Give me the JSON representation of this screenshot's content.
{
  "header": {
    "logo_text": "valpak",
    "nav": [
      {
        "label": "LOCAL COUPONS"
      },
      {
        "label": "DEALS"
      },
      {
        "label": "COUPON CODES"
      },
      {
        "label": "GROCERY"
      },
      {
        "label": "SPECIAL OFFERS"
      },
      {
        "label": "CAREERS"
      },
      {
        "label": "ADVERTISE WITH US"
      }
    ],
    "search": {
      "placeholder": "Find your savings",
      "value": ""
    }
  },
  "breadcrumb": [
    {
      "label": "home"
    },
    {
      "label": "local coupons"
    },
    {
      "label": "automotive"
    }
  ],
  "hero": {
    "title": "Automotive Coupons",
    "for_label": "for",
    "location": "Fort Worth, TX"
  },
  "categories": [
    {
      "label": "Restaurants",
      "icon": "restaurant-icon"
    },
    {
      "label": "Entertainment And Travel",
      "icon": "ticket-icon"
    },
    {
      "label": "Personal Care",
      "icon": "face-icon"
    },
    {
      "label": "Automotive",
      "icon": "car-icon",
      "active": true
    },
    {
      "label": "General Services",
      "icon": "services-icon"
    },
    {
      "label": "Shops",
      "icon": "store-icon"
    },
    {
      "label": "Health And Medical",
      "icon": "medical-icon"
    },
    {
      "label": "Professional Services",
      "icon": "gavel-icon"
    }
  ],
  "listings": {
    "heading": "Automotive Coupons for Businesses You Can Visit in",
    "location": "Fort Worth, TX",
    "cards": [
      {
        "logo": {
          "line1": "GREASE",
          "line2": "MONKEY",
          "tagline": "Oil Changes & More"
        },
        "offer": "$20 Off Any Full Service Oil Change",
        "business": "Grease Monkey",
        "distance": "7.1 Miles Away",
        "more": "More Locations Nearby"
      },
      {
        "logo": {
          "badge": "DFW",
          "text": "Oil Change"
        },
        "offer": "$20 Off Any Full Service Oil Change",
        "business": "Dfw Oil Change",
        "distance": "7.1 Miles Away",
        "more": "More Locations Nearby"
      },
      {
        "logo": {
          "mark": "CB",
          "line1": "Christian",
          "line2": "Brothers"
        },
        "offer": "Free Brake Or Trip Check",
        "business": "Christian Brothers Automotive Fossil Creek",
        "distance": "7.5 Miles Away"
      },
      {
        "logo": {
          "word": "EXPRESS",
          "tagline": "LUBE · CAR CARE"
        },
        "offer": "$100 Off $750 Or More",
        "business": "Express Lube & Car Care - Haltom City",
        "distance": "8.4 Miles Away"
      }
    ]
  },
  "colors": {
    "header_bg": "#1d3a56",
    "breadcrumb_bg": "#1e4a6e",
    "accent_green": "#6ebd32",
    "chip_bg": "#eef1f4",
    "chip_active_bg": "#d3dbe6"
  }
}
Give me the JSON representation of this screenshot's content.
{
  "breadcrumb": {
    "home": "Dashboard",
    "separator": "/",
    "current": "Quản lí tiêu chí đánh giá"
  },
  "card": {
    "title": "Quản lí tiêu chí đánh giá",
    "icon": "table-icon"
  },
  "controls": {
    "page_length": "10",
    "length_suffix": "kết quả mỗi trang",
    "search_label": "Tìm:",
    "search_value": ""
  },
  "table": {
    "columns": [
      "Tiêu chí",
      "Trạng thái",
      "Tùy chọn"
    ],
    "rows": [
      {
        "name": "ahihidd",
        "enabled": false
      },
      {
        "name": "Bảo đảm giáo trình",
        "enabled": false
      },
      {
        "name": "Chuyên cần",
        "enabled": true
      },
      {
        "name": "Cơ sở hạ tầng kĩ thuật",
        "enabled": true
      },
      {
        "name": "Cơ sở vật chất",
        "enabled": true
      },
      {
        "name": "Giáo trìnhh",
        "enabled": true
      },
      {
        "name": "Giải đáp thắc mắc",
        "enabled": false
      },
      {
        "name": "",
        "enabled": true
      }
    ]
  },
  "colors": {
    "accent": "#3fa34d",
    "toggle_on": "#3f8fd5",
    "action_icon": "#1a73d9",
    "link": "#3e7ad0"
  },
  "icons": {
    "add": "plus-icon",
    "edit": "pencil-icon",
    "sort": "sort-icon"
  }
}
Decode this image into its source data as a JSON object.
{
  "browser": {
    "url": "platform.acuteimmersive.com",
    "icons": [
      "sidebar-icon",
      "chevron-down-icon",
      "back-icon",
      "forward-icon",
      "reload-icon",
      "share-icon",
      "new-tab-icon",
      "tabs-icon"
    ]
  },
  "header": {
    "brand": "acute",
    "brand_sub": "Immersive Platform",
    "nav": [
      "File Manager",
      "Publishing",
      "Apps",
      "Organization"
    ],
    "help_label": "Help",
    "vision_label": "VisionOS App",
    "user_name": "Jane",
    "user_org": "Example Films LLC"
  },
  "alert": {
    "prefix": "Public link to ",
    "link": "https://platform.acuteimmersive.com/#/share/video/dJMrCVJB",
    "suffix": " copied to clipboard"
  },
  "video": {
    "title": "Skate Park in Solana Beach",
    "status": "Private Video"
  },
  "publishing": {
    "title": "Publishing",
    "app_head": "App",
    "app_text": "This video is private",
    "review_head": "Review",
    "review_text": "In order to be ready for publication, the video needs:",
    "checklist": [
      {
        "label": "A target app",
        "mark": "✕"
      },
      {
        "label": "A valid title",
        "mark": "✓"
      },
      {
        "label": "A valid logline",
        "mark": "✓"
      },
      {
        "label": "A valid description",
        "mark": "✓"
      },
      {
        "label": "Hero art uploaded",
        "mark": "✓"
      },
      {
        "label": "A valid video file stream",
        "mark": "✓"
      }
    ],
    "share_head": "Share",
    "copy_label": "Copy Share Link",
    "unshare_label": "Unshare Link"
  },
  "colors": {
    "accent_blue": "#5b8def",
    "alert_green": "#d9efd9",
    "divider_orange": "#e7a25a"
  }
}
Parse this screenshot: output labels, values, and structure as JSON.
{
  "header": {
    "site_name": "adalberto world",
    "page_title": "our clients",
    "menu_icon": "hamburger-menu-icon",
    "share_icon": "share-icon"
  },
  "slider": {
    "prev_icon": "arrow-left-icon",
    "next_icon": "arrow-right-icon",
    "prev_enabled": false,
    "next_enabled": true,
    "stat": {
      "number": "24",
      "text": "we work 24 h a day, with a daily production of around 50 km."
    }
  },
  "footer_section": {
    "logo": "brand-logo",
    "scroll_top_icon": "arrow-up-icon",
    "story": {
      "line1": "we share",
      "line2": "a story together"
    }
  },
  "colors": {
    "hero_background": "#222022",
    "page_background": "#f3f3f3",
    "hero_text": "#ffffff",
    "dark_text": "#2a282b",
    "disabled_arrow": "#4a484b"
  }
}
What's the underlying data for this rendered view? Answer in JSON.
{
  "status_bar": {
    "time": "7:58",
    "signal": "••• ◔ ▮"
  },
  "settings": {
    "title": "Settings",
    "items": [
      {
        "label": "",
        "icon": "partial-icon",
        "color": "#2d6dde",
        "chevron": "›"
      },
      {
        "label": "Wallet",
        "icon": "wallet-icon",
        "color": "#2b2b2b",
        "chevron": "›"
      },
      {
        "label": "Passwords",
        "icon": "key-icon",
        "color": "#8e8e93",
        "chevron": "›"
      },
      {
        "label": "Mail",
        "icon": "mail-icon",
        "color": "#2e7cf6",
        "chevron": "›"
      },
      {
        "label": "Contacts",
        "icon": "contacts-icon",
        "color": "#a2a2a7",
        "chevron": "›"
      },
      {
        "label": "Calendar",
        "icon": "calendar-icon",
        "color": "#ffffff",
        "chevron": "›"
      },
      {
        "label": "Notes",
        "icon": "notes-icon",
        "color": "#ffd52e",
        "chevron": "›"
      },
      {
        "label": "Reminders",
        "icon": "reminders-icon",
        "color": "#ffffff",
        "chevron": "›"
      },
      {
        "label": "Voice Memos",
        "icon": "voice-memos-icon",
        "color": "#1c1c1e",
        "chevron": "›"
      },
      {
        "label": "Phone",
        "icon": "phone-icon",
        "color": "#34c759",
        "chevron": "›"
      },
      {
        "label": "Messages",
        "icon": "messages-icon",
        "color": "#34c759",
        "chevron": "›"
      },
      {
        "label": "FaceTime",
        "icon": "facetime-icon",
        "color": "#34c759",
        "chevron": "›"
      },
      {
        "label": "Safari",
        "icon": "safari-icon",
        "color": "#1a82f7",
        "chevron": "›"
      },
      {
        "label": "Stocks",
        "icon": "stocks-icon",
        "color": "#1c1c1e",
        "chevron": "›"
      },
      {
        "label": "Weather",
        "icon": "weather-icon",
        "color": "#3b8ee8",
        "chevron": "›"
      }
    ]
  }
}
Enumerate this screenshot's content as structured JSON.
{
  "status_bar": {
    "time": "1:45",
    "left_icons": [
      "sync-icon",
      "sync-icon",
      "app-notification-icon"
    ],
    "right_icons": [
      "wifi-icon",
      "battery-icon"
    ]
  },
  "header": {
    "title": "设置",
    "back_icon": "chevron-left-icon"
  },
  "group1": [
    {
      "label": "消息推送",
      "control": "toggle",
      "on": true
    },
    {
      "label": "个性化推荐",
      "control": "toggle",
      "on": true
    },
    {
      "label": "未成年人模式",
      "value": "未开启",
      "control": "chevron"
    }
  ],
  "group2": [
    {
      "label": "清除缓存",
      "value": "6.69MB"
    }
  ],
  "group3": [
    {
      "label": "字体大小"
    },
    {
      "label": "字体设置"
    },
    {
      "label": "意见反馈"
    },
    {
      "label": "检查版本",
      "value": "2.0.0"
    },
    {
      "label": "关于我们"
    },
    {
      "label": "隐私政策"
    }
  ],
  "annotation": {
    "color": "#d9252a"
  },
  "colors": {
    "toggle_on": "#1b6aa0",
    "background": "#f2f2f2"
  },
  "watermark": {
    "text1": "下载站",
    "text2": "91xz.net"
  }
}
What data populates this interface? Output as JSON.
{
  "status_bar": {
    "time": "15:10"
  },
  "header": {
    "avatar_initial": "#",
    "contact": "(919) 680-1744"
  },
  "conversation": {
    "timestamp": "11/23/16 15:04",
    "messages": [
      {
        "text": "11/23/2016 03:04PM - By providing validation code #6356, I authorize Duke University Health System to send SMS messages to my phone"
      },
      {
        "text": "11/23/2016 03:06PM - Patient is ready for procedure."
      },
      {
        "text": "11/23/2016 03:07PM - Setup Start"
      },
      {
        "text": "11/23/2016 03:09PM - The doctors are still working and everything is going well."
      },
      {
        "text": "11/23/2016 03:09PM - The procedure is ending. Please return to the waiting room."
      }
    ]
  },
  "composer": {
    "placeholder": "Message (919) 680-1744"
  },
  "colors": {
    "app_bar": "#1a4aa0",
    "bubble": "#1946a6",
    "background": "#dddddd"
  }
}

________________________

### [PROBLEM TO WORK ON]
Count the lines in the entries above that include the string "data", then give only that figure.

### [EXERCISE RESPONSE]
3